(NEXSTAR) — Numerous SARS-CoV-2 variants have circulated in the United States since the beginning of the pandemic, but none have met the government’s criteria for the most concerning classification: “Variants of High Consequence.”

“Variants of High Consequence” (VOHC) is one of four designations used to classify variants by the SARS-CoV-2 Interagency Group (SIG), which was established by the U.S. Department of Health and Human Services after the onset of the COVID-19 pandemic. The SIG’s other classifications include Variants Being Monitored (VBM), Variants of Interest (VOI) and Variants of Concern (VOC).

Those last three terms — VBM, VOI and VOC — may sound more familiar, seeing as the World Health Organization (WHO) uses the same terms for its classifications of SARS-CoV-2 variants.

WHO does not, however, use the classification of “Variants of High Consequence” like the SIG. (WHO and the SIG also do not categorize the same major SARS-CoV-2 variants under the same classifications for VBM, VOI and VOC, mostly because WHO is concerned with global risk, whereas the SIG is assessing risk within the U.S.)

So what exactly is a Variant of High Consequence? First, it’s important to understand the attributes belonging to variants in lower classifications.

Variants Being Monitored

The CDC, another agency under the Department of Health and Human Services, defines VBMs as variants that “do not pose a significant and imminent risk to public health.” These variants could have been associated with severe disease or increased transmission, but are no longer circulating widely, or do not pose as much of a risk due to “authorized medical countermeasures.”  

Variants currently in this category include the alpha, beta, gamma and epsilon variants, all of which were at one time classified as Variants of Concern before being reclassified by the SIG. Current VBMs also include eta, iota, kappa, B.1.617.3 and zeta (all classified as Variants of Interest at one time) and the mu variant.

Variants of Interest

VOIs have “specific genetic markers” that make them more of a threat to public safety, possibly by having attributes suggesting a risk of increased severity, increased transmission, reduced efficacy of therapeutics or treatment, or “potential diagnostic impact,” according to the CDC. There may also be evidence that the variant is responsible for an increase in cases or a cluster of outbreaks, among other attributes.

There are currently no variants classified as VOIs by the SIG. Those that were previously classified as VOIs have since been reclassified into other categories (see above).

Variants of Concern

VOCs are those that meet the criteria of a VOI, but may also show evidence that associates them with more severe disease or increased transmissibility. Therapies, diagnostics, vaccines, or antibodies generated from previous COVID infections may also show significantly reduced effectiveness against a VOC.

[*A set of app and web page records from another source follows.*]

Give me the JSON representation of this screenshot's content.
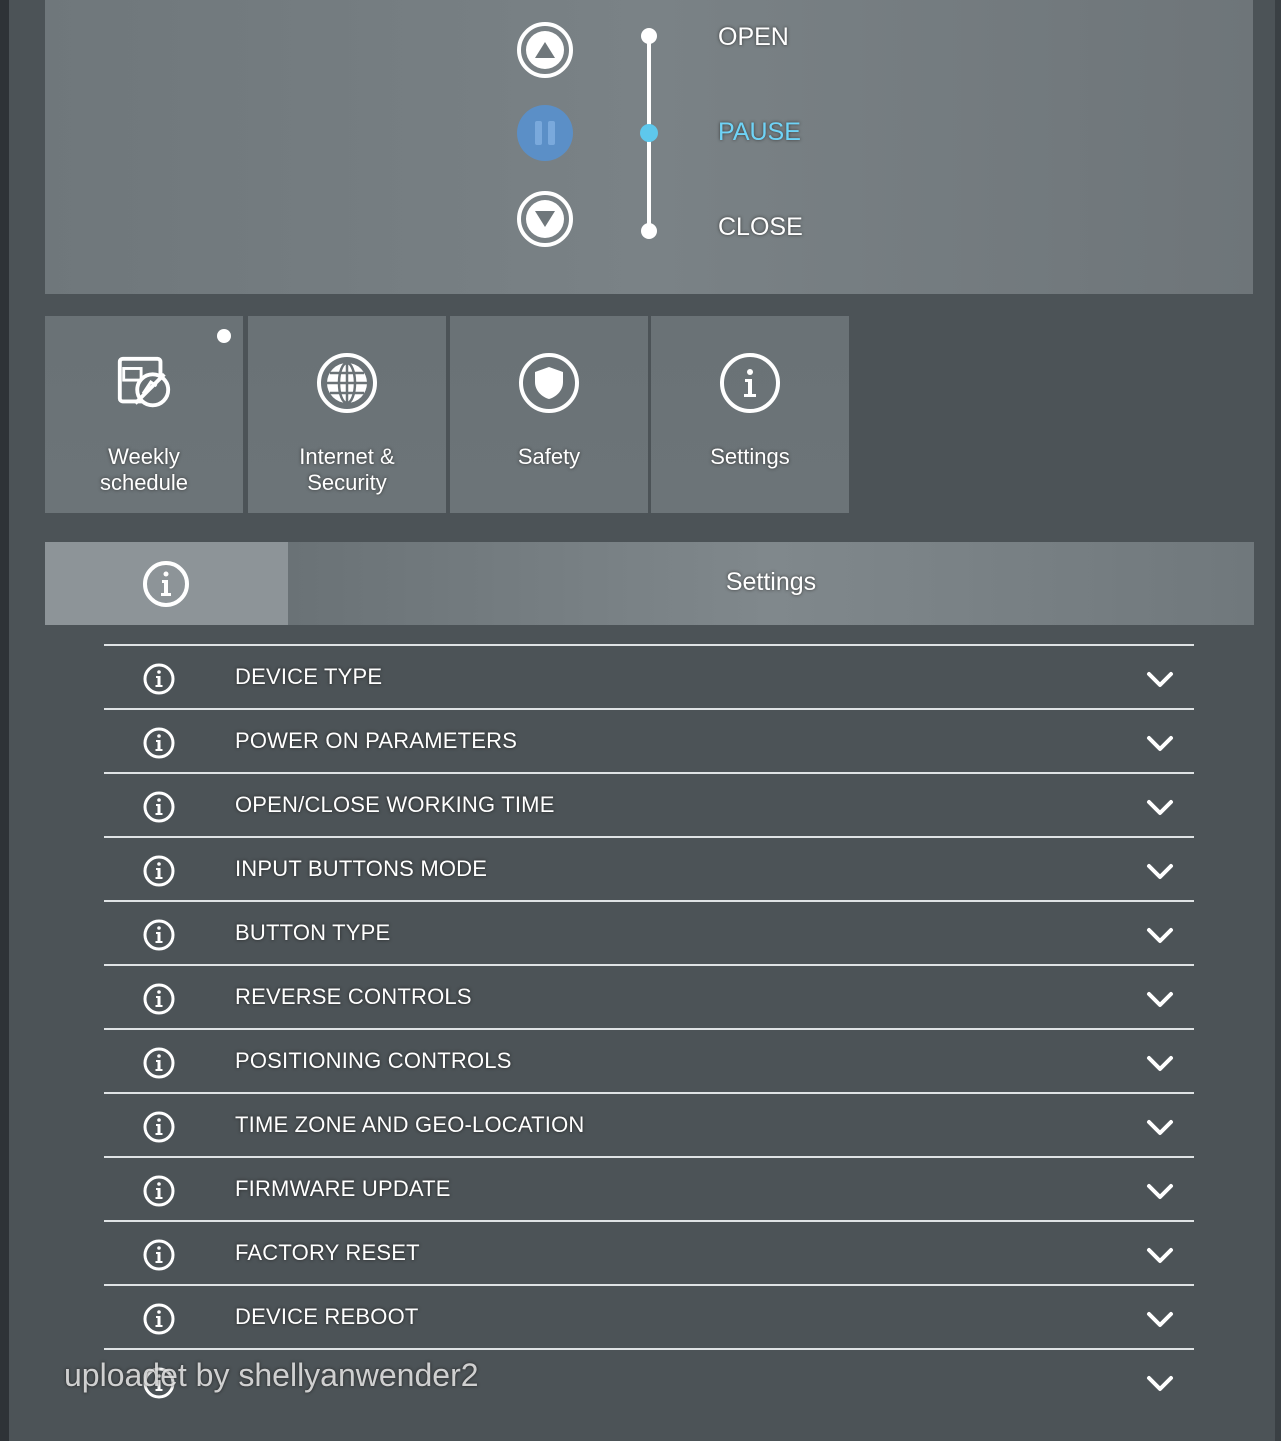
{
  "control": {
    "states": {
      "open": "OPEN",
      "pause": "PAUSE",
      "close": "CLOSE"
    },
    "active_state": "PAUSE",
    "active_color": "#5ec8ec"
  },
  "tiles": [
    {
      "label": "Weekly schedule",
      "icon": "calendar-icon",
      "notification": true
    },
    {
      "label": "Internet & Security",
      "icon": "globe-icon",
      "notification": false
    },
    {
      "label": "Safety",
      "icon": "shield-icon",
      "notification": false
    },
    {
      "label": "Settings",
      "icon": "info-icon",
      "notification": false
    }
  ],
  "settings_header": {
    "title": "Settings",
    "icon": "info-icon"
  },
  "settings_items": [
    "DEVICE TYPE",
    "POWER ON PARAMETERS",
    "OPEN/CLOSE WORKING TIME",
    "INPUT BUTTONS MODE",
    "BUTTON TYPE",
    "REVERSE CONTROLS",
    "POSITIONING CONTROLS",
    "TIME ZONE AND GEO-LOCATION",
    "FIRMWARE UPDATE",
    "FACTORY RESET",
    "DEVICE REBOOT",
    ""
  ],
  "watermark": "uploadet by shellyanwender2"
}
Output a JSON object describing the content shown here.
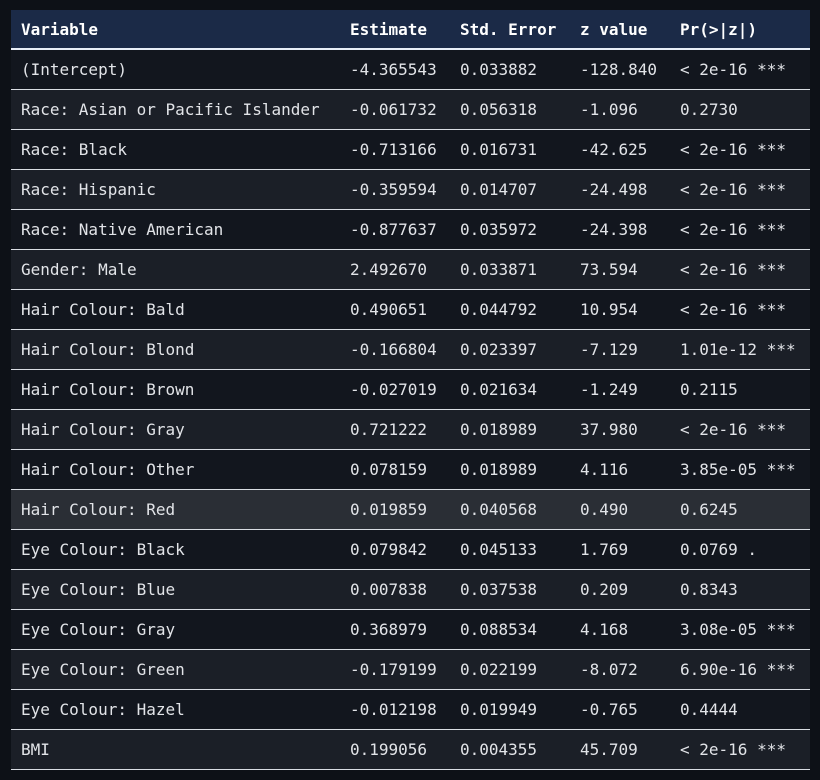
{
  "table": {
    "headers": [
      "Variable",
      "Estimate",
      "Std. Error",
      "z value",
      "Pr(>|z|)"
    ],
    "rows": [
      {
        "variable": "(Intercept)",
        "estimate": "-4.365543",
        "std_error": "0.033882",
        "z_value": "-128.840",
        "p": "< 2e-16 ***"
      },
      {
        "variable": "Race: Asian or Pacific Islander",
        "estimate": "-0.061732",
        "std_error": "0.056318",
        "z_value": "-1.096",
        "p": "0.2730"
      },
      {
        "variable": "Race: Black",
        "estimate": "-0.713166",
        "std_error": "0.016731",
        "z_value": "-42.625",
        "p": "< 2e-16 ***"
      },
      {
        "variable": "Race: Hispanic",
        "estimate": "-0.359594",
        "std_error": "0.014707",
        "z_value": "-24.498",
        "p": "< 2e-16 ***"
      },
      {
        "variable": "Race: Native American",
        "estimate": "-0.877637",
        "std_error": "0.035972",
        "z_value": "-24.398",
        "p": "< 2e-16 ***"
      },
      {
        "variable": "Gender: Male",
        "estimate": "2.492670",
        "std_error": "0.033871",
        "z_value": "73.594",
        "p": "< 2e-16 ***"
      },
      {
        "variable": "Hair Colour: Bald",
        "estimate": "0.490651",
        "std_error": "0.044792",
        "z_value": "10.954",
        "p": "< 2e-16 ***"
      },
      {
        "variable": "Hair Colour: Blond",
        "estimate": "-0.166804",
        "std_error": "0.023397",
        "z_value": "-7.129",
        "p": "1.01e-12 ***"
      },
      {
        "variable": "Hair Colour: Brown",
        "estimate": "-0.027019",
        "std_error": "0.021634",
        "z_value": "-1.249",
        "p": "0.2115"
      },
      {
        "variable": "Hair Colour: Gray",
        "estimate": "0.721222",
        "std_error": "0.018989",
        "z_value": "37.980",
        "p": "< 2e-16 ***"
      },
      {
        "variable": "Hair Colour: Other",
        "estimate": "0.078159",
        "std_error": "0.018989",
        "z_value": "4.116",
        "p": "3.85e-05 ***"
      },
      {
        "variable": "Hair Colour: Red",
        "estimate": "0.019859",
        "std_error": "0.040568",
        "z_value": "0.490",
        "p": "0.6245"
      },
      {
        "variable": "Eye Colour: Black",
        "estimate": "0.079842",
        "std_error": "0.045133",
        "z_value": "1.769",
        "p": "0.0769 ."
      },
      {
        "variable": "Eye Colour: Blue",
        "estimate": "0.007838",
        "std_error": "0.037538",
        "z_value": "0.209",
        "p": "0.8343"
      },
      {
        "variable": "Eye Colour: Gray",
        "estimate": "0.368979",
        "std_error": "0.088534",
        "z_value": "4.168",
        "p": "3.08e-05 ***"
      },
      {
        "variable": "Eye Colour: Green",
        "estimate": "-0.179199",
        "std_error": "0.022199",
        "z_value": "-8.072",
        "p": "6.90e-16 ***"
      },
      {
        "variable": "Eye Colour: Hazel",
        "estimate": "-0.012198",
        "std_error": "0.019949",
        "z_value": "-0.765",
        "p": "0.4444"
      },
      {
        "variable": "BMI",
        "estimate": "0.199056",
        "std_error": "0.004355",
        "z_value": "45.709",
        "p": "< 2e-16 ***"
      }
    ]
  },
  "colors": {
    "header_bg": "#1b2a47",
    "page_bg": "#0d1117",
    "highlight_row": "#2a2e35"
  }
}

Current VOCs, as classified by the SIG, include delta and omicron.

Variants of High Consequence

VOHCs may demonstrate some of the attributes of a VOC, but show more “clear evidence that prevention measures or medical countermeasures (MCMs) have significantly reduced effectiveness relative to previously circulating variants,” per the CDC.

Other characteristics of a VOC may include evidence of a reduction in vaccine effectiveness or “very low vaccine-induced protection,” as well as an increase in “more severe clinical disease and increased hospitalizations.”

No SARS-CoV-2 variants have been classified as VOHCs.

Researchers, meanwhile, say it’s difficult to predict where and when a new variant will emerge, or whether it may pose a greater health risk to the population.

“If viral evolution were logical, which it is, kind of, we would expect … the variants that would survive and thrive would be more transmissible or more immune evasive,” George Rutherford, an epidemiologist at the University of California, San Francisco, previously told Nexstar. But there’s also “no premium” for a virus to kill off its host immediately, he said, as that wouldn’t be an efficient way for the virus to spread.

Rutherford warned, however, that virus mutations won’t always follow the most logical path.

“Be prepared,” he said. “The [next mutation] could be something that’s very different.”